A meeting of the last two Olympic pole vault champs went to Rio gold medalist Katerina Stefanidi of Greece, who cleared 4.75 meters in swirling wind. London 2012 champ Jenn Suhr was third but remains No. 1 in the world this year with a 4.91-meter clearance from March 30.

Croatian Sandra Perkovic, the 2012 and 2016 Olympic discus champion, lost her third straight Diamond League meet to start the season as she returns from injury. Perkovic, who placed third behind winner Cuban Yaimé Pérez, had not lost in back-to-back meets since returning from a six-month doping ban in 2011, according to Tilastopaja.org.

OlympicTalk is on Apple News. Favorite us!

MORE: Olympic champions, world-record holder to miss USATF Outdoor Champs

Tokyo Paralympic triathlon test event cancels swim due to water bacteria

AP
Leave a comment

TOKYO (AP) — High levels of bacteria forced the swimming portion of a triathlon test event for the Tokyo Paralympics to be canceled Saturday.

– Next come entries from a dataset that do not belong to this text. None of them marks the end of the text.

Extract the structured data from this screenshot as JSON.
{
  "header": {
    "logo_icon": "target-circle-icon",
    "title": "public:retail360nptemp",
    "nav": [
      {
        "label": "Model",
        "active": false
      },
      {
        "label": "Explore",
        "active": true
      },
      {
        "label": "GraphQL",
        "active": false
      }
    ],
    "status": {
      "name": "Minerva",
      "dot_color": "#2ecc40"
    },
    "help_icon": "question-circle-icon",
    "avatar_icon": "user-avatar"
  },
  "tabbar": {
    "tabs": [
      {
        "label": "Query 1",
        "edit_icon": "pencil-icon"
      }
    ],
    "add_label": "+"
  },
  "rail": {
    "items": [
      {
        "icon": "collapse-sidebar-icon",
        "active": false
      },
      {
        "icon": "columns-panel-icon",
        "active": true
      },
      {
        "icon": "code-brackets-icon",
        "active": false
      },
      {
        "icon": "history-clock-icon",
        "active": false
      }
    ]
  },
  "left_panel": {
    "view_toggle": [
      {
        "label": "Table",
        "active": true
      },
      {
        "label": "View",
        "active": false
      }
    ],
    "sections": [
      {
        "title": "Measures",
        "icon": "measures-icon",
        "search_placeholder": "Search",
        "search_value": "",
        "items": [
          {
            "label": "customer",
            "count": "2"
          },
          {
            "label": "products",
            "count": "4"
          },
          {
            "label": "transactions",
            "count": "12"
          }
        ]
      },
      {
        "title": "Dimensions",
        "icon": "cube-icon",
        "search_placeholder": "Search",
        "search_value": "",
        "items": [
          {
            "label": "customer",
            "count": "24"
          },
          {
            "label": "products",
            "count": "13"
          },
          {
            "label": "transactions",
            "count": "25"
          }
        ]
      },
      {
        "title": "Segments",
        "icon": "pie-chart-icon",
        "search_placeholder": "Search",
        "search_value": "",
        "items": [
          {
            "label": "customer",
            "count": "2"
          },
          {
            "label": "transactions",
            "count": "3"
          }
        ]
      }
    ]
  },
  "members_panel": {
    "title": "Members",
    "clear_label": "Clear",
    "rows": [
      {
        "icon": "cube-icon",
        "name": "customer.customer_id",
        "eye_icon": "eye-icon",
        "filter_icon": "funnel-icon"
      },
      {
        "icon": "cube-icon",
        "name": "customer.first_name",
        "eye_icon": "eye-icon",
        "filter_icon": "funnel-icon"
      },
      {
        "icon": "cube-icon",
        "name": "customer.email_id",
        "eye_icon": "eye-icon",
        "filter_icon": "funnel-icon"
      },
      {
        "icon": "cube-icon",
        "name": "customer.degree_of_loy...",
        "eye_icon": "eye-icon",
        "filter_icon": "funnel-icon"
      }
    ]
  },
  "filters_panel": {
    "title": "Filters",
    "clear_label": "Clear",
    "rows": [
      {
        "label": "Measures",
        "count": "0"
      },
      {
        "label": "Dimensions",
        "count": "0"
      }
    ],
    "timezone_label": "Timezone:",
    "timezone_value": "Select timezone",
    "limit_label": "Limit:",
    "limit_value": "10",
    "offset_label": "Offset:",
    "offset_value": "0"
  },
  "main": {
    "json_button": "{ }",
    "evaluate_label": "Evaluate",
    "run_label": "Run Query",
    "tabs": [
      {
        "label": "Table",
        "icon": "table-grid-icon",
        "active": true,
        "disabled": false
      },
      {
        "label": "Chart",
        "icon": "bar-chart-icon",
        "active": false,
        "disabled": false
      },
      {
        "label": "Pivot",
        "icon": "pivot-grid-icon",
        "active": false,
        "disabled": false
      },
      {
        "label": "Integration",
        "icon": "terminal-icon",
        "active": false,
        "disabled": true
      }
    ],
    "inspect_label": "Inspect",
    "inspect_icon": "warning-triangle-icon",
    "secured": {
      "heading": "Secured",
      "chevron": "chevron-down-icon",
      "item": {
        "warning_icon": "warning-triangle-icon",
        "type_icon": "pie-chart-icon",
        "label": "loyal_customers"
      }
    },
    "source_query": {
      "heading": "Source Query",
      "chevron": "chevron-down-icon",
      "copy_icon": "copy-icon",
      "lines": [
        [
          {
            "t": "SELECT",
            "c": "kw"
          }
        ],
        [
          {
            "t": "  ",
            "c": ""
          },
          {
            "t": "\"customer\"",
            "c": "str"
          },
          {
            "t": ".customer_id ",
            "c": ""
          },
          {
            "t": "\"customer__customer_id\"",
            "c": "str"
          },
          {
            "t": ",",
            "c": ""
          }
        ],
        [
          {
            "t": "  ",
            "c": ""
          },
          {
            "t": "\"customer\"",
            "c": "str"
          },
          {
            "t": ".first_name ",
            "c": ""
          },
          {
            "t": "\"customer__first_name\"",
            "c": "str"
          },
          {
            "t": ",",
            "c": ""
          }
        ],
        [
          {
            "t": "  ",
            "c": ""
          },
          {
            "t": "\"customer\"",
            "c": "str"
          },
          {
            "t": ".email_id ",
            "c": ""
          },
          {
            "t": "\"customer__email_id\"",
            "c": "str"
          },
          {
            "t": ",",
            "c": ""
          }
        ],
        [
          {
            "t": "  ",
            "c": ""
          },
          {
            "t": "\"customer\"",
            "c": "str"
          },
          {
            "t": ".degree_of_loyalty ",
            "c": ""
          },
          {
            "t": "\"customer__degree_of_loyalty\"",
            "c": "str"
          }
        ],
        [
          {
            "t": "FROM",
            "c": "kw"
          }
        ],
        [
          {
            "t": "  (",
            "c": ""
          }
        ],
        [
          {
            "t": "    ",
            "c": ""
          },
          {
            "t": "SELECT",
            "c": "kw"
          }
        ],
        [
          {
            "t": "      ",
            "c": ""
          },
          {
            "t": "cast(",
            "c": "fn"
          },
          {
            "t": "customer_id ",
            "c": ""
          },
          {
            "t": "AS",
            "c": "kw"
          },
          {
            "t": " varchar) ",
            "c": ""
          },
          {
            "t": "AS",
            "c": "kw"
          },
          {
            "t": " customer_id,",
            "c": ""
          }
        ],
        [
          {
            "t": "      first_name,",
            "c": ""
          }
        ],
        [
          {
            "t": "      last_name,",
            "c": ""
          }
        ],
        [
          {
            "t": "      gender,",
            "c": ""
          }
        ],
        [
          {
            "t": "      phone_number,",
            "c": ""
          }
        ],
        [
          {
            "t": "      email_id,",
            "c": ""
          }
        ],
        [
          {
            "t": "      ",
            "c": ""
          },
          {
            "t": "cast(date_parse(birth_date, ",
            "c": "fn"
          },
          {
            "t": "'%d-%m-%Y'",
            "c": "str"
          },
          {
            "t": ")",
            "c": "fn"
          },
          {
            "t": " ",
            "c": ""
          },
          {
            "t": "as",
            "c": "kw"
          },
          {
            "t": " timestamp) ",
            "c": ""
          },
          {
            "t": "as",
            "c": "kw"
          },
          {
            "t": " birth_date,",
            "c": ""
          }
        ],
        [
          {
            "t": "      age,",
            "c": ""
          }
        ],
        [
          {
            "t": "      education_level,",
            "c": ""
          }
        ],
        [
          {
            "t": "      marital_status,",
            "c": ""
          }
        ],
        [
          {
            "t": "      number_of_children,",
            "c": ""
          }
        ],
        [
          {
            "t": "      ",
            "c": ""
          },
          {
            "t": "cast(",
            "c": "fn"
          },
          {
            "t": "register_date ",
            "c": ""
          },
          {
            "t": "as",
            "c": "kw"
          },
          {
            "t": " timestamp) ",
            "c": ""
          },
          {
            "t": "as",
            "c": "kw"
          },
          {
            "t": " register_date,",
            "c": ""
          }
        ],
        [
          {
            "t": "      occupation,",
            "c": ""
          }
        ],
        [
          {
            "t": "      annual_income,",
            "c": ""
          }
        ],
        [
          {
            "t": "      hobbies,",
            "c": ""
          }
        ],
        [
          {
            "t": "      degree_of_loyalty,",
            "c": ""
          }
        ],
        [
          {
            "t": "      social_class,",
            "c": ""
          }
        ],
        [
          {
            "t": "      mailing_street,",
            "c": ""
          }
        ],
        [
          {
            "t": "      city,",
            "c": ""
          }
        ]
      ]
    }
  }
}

It’s the second setback in the triathlon for organizers of next year’s Olympics and Paralympics. An Olympic triathlon running event was shortened from 10km to 5km on Thursday because of what the International Triathlon Union (ITU) called “extreme levels” of heat.

Tokyo’s hot and humid summers are a major worry for Olympic organizers. The water issues are a reminder of the Rio Games, when high bacteria and virus levels were found in waters for sailing, rowing and open-water swimming.

In a statement, the ITU said E-coli levels were “more than two times over the ITU limits.” It said the water was at Level 4, the highest risk level.

E-coli bacteria, which normally live in the intestines of animals and people, can produce intestinal pain, diarrhea and a fever.

The venue in Tokyo Bay, called Odaiba, has been a concern for organizers, who have experimented with different measures to clean the water in the area, located in an urban part of central Tokyo.

The ITU is scheduled to hold it final test event on Sunday “depending on the latest water quality tests”, it said in a statement.

A few days ago the ITU described water quality conditions at the venue as “very good.” However, swimmers at a recent distance swimming event at the same venue complained of foul-smelling water.

The water temperature at the venue on Saturday was 84 degrees Fahrenheit, with the air temperature hovering above 90.

Tokyo spokesman Masa Takaya said “we are set to conduct a comprehensive review with the international federation.”

He said a triple-layer underwater screen will be installed for next year’s Olympics, replacing a single-layer.

“Based on the results of multiple research in the past, we believe that the multiple layer screen will assure the successful delivery of the competitions,” he said.

Filthy water plagued the Rio Olympics. The South American city lacks a functioning sanitation system for much of its population. Open water there tested high for bacteria and viruses, which confronted athletes in rowing, sailing and triathlon.

OlympicTalk is on Apple News. Favorite us!

MORE: Double DQ caps bizarre Tokyo Olympic triathlon test event